A deft politician with a deep understanding of Nitish’s ways, Paswan went back to befriending Lalu Prasad – the leader he bitterly fought against in 2005 – in the 2009 Lok Sabha elections. Though the RJD-LJP alliance didn’t do well, Ram Vilas understood Nitish’s “game” and had, apparently, calculated that the JD(U) and LJP couldn’t work together.

It is pertinent to note here that Ram Vilas joined the BJP-led NDA in 2014, when Nitish dumped the BJP and eventually joined the Lalu Prasad-led RJD-Congress ‘mahagathbandhan‘ (grand alliance). Paswan’s LJP won six Lok Sabha seats in 2014 and this began the process of rebuilding the LJP.

But trouble emerged once more when Nitish exited the mahagathbandhan and joined hands with the BJP in 2017. The first statement that Nitish’s manager gave after joining hands with the BJP and forming the government was, “Nitish is the leader of the NDA and JD(U) has an alliance with the BJP.” In other words, even as it rejoined  the NDA, Nitish’s party rejected the LJP as a valid component of the alliance.

Touted as the most accomplished weathervane of Indian politics, Ram Vilas understood Nitish’s designs. The ailing and ageing senior Paswan passed on his party’s baton to Chirag, and reportedly “taught” him that it was harmful for his and the LJP’s future to operate in Nitish’s company. After his father’s death, Chirag is following in the footsteps of his father by exiting the NDA but choosing to ally with the BJP.

Chirag Paswan and Nitish Kumar. Photo: PTI

The BJP’s game

Most analysts agree that the BJP is quite happy to have Chirag feuding with Nitish. It is known to all that the BJP is working to attain eventual control over the politics of Bihar and in the process, it finds in Chirag an effective “foil” for the “egoist” and “crafty” Nitish. And Chirag – guided by the feeling that Nitish has always worked to mitigate the existence of the LJP – has no qualms in weakening the Bihar CM.

In fact, with the weakening of Nitish, Chirag also sees a brighter future for his party in Bihar. The incumbent chief minister has lost the goodwill he had with the masses. His party now depends on Prime Minister Narendra Modi’s popularity for votes.

Also Read: The End of the Road for Nitish Kumar

Nitish seems to have been trapped in his own game now. Reports are doing the rounds that Nitish’s managers – sensing the “foul play” and the threat from “enemies within” – are keeping all options open in the post-poll scenario. Nitish might befriend the Congress again in the event of the 2020 assembly elections throwing a fractured mandate.

While Nitish may believe that he can retain his fort by dumping the BJP again, the fact is that he had re-joined the NDA in 2017 in the wake of the CBI taking over the Rs 2,000 crore Srijan scam.

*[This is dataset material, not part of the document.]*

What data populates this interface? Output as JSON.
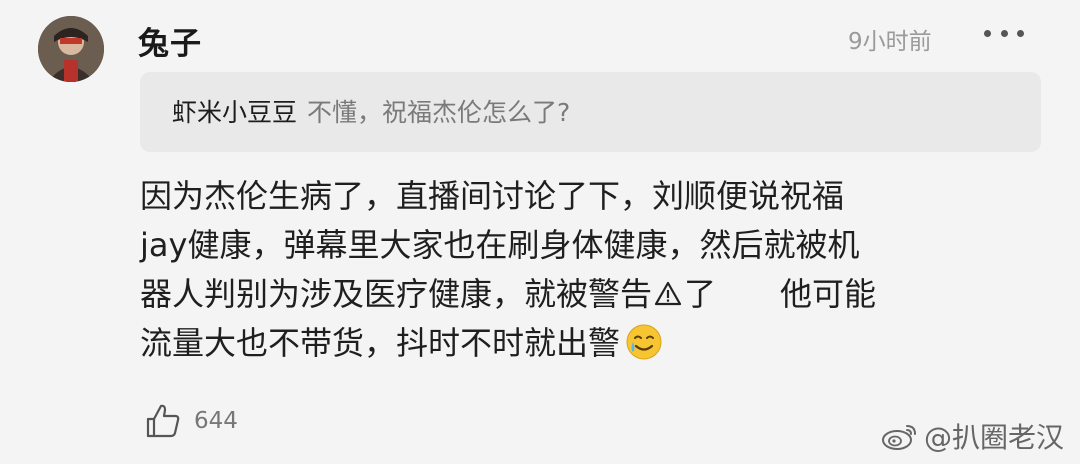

With opposition parties repeatedly alleging that the BJP “uses” the CBI and the Enforcement Directorate to settle scores with political rivals, Nitish  could once again be in the crosshairs of these investigating agencies if he jumps ship.

Nalin Verma is a senior journalist and author of Gopalganj to Raisina—My Political Journey, Lalu Prasad Yadav’s autobiography. He has also authored The Greatest Folk Tales of Bihar.